▶ **GIVEN RECORDS**

◆ ◆ ◆ ◆ ◆ ◆ ◆

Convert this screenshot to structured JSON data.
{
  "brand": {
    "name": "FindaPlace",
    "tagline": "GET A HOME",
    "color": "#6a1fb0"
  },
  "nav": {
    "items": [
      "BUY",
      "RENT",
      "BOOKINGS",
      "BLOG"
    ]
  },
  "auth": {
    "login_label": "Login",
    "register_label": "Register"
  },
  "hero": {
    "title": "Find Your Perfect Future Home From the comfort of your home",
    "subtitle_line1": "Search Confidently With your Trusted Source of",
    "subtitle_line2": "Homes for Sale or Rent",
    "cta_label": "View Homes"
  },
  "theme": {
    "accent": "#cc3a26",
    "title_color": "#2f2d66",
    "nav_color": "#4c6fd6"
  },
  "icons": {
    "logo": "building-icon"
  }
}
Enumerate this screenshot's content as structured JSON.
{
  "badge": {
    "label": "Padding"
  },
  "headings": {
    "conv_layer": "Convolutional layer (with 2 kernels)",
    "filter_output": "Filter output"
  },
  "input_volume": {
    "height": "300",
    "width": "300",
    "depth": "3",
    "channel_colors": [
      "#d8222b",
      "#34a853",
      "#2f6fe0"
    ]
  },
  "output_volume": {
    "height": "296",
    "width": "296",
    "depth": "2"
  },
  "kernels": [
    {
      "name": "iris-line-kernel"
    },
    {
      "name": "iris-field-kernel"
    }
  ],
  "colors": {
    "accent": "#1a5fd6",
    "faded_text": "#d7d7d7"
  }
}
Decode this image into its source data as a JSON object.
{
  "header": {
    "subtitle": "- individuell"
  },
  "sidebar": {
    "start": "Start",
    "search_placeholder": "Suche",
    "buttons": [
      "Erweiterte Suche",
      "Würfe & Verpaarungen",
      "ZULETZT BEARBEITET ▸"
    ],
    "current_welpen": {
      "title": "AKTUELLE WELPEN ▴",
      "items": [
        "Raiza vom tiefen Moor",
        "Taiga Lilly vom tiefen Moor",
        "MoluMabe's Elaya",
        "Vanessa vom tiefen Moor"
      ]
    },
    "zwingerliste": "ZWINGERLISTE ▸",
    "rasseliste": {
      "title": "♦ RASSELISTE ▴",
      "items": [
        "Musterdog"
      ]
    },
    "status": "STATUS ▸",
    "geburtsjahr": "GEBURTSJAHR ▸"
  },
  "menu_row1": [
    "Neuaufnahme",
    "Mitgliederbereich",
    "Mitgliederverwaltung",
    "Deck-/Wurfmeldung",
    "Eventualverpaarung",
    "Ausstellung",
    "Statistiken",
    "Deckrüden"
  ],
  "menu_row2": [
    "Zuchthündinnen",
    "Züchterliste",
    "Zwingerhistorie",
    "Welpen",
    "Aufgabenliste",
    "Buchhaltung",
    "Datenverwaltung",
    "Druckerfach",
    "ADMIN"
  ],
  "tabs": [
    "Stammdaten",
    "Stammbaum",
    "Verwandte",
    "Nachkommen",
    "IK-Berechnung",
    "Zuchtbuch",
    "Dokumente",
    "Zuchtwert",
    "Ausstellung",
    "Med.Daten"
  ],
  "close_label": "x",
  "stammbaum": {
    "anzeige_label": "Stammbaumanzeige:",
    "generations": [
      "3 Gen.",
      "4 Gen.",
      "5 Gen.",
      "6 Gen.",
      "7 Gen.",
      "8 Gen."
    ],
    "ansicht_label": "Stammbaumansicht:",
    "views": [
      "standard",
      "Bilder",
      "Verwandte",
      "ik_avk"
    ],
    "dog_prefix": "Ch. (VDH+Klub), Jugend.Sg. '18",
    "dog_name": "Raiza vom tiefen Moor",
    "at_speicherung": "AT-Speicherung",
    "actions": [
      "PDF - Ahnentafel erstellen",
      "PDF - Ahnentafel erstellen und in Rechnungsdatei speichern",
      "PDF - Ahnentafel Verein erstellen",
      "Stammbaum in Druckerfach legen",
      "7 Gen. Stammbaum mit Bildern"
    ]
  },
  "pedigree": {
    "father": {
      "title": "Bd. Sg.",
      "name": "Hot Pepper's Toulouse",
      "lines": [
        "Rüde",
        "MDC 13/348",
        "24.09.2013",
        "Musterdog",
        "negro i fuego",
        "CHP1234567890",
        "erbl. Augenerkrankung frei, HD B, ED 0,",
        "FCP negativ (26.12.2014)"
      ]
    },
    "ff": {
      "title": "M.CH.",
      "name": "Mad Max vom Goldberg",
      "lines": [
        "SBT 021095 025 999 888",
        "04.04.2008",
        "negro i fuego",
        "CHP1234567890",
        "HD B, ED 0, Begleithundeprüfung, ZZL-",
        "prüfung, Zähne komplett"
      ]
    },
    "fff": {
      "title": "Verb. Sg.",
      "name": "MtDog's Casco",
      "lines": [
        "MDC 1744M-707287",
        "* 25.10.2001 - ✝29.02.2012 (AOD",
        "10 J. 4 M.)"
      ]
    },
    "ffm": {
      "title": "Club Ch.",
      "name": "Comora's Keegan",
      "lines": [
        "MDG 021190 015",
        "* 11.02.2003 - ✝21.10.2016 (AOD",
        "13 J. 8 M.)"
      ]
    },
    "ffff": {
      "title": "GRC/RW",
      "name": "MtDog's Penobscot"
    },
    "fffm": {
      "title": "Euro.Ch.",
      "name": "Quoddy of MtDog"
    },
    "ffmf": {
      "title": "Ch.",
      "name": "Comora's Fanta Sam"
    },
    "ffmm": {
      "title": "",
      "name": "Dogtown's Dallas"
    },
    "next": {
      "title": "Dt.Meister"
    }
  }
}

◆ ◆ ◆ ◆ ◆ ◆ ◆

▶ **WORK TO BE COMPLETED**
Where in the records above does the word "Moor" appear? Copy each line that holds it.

▶ **RESULT OF THIS TASK**
        "Raiza vom tiefen Moor",
        "Taiga Lilly vom tiefen Moor",
        "Vanessa vom tiefen Moor"
    "dog_name": "Raiza vom tiefen Moor",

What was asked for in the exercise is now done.